Orange and Bryan Weaver recognized the failure of DC to execute on its SLED grant but nobody offered solutions. Weaver came the closest, asking for transparency in education performance data as well as the issue of surplus properties, advocating for a public database of the city inventory with agency contact information and other data.
Role of the State Board of Education
Vincent Orange had good answers about the role of the State Board of Education (SBOE) and about the disposition of public buildings that once housed under-enrolled DCPS schools. He acknowledged the reduced role of the SBOE, but recognized its value as an elected board that could bring constituent concerns on education to the policy arena. (Though this might be more accurate if so many of its members didn’t consider the Board as merely a stepping stone to the Council.)
On buildings, he echoed a concern that other candidates raised for community input and that some raised for revenue generation, but noted that if we don’t let charter schools occupy the schools, as they are promised by law, then (non-profit) charter schools will take some other property off the tax rolls.
Charters versus DCPS
We asked a somewhat leading question about whether candidates thought that charter and DCPS schools received fair budget allocations. Charter advocates have long complained that they are not treated fairly relative to the traditional district.
Orange wins bravery points for pushing back on this idea and suggesting that charters in DC are better off relative to their traditional school peers than in other states.
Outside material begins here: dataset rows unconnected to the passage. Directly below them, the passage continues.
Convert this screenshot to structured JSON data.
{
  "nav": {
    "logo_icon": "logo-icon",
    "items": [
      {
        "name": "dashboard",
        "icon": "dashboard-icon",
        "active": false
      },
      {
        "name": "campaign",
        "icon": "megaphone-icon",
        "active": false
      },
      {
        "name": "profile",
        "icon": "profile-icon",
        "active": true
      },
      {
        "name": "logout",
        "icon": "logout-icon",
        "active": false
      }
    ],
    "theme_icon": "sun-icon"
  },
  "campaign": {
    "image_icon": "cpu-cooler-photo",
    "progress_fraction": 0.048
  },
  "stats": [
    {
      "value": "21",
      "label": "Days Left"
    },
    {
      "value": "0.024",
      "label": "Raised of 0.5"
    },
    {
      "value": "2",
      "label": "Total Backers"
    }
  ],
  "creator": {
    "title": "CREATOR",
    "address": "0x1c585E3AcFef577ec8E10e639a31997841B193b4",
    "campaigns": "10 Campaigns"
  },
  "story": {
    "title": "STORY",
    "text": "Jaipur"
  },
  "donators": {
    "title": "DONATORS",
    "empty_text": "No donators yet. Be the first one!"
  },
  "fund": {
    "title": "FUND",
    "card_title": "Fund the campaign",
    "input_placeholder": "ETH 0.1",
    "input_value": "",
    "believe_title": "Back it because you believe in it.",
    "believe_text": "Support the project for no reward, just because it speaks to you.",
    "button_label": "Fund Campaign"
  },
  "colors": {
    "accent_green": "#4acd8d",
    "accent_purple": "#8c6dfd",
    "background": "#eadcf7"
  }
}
He also called for weighted school formula funding and extra funding for magnet programs but did not explain why.
Biddle noted astutely that timeliness of the funds is a critical issue for charter schools. But Weaver really nailed the issue, focusing on facilities allocations and the fact that DC government has exposed itself to a lawsuit over this issue by not taking the issue of facilities funding equity seriously enough.
As readers will remember, Stephen is no fan of the DC Opportunity Scholarship Program, aka DC vouchers, so he naturally gave points to Weaver and Page for opposing it, while Biddle and Orange said they’re for it. Voters who support the program might view this one differently.
Weaver just thinks the dollar amounts are too low to get poor kids into truly elite schools, and added that the voucher program shouldn’t subsidize schools to discriminate against gays and lesbians. Biddle defended the program but also referenced a need for funded organizations to comply with the DC Human Rights Act. Orange hinted at the real reason we might want to support the program: the bribe that Congress offered, by including in the program equal funding bonuses for DCPS and DC charters if the program was enacted.
We asked some questions that flopped. One was about the selection of a permanent DCPS chancellor. The candidates who responded promptly to our questionnaire (Page and Orange) gave earnest answers and then Mayor Gray announced his selection, prompting the later-responding candidates to say they support Kaya Henderson. Not much to be learned there.
We need more city leaders who are knowledgeable about education and this survey shows is that the choice is not obvious. However, taken together, the candidates’ responses can add a new layer to voters’ understanding of where the candidates stand, how knowledgeable they are, and what they might do in the education arena if elected.